An electric power outage at Parirenyatwa Hospital in Harare, Zimbabwe, has led medical authorities to send patients home until electricity can be restored.
One doctor at Parirenyatwa who declined to be named told VOA that the intensive care and kidney dialysis units are most affected as they have more equipment drawing power. He said outpatient services have continued with limited generator power.
Hospital sources said a major power cable burned out on Saturday. They said workers from the Zimbabwe Electricity Supply Authority staff were trying to restore power.
Patients could be seen Monday grappling through dark corridors as they sought medical assistance, sources said. Dialysis patients received text messages telling them to stay at home Monday and wait for another text telling them power has been restored.
Dr. Douglas Gwatidzo of the Zimbabwe Association of Doctors for Human Rights said the country’s chronic power woes must be addressed to prevent needless loss of life.
Elsewhere, modest increases in prices of basic goods pushed living costs for an urban family of six to US$504.05 from $501.79 in April, according to the Consumer Council of Zimbabwe says. It said rent, water, electricity and education costs held steady.
Consumer Council director Rosemary Siyachitema said that although price increases are marginal – sugar for example was up just 5 cents, milk by 3 cents – urban workers feel pinched due to their very wages which have hardly increased since 2009.

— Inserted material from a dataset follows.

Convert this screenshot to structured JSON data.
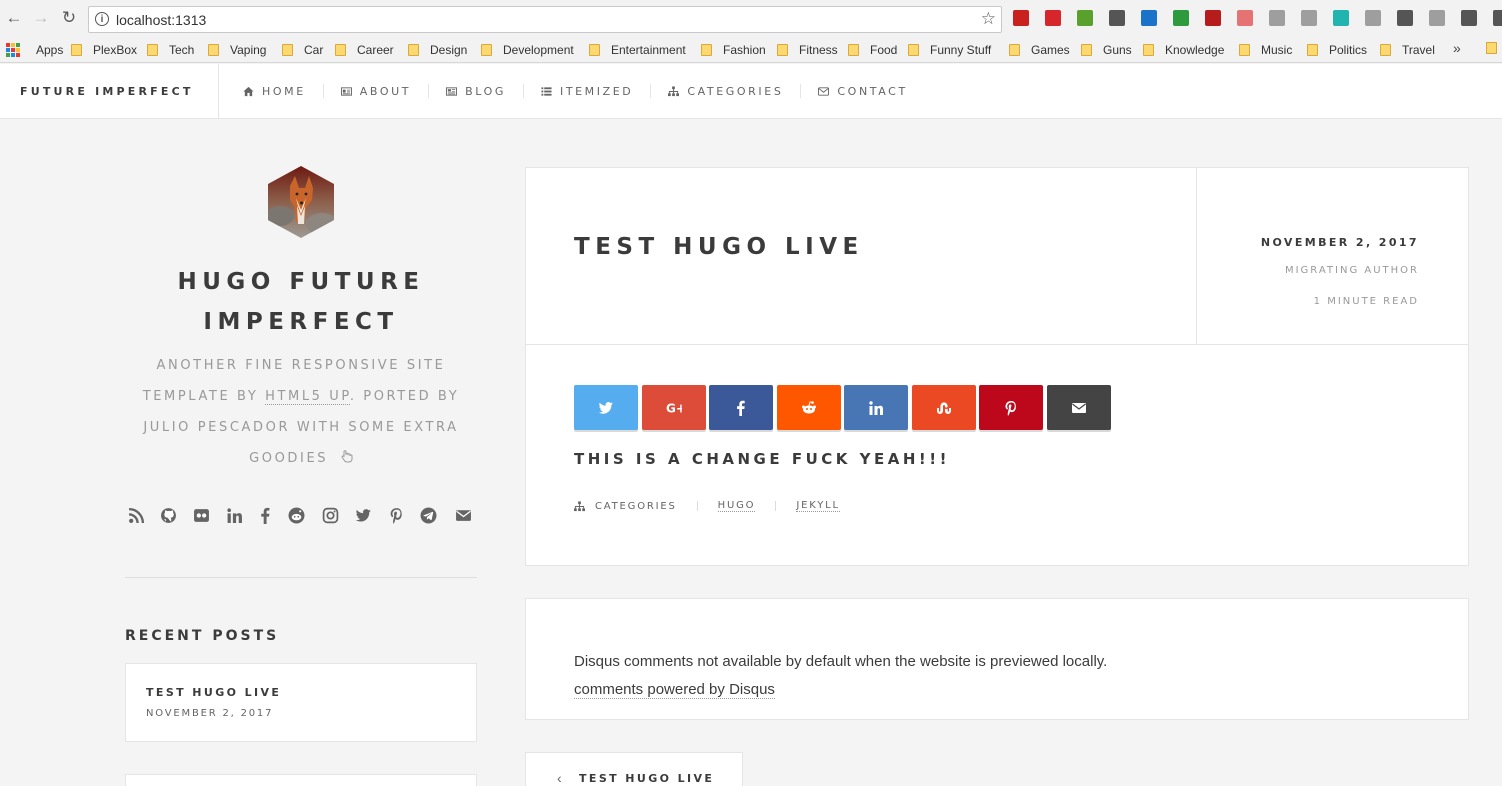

Development worker Liberty Bhebhe said any price increase affects most Zimbabweans.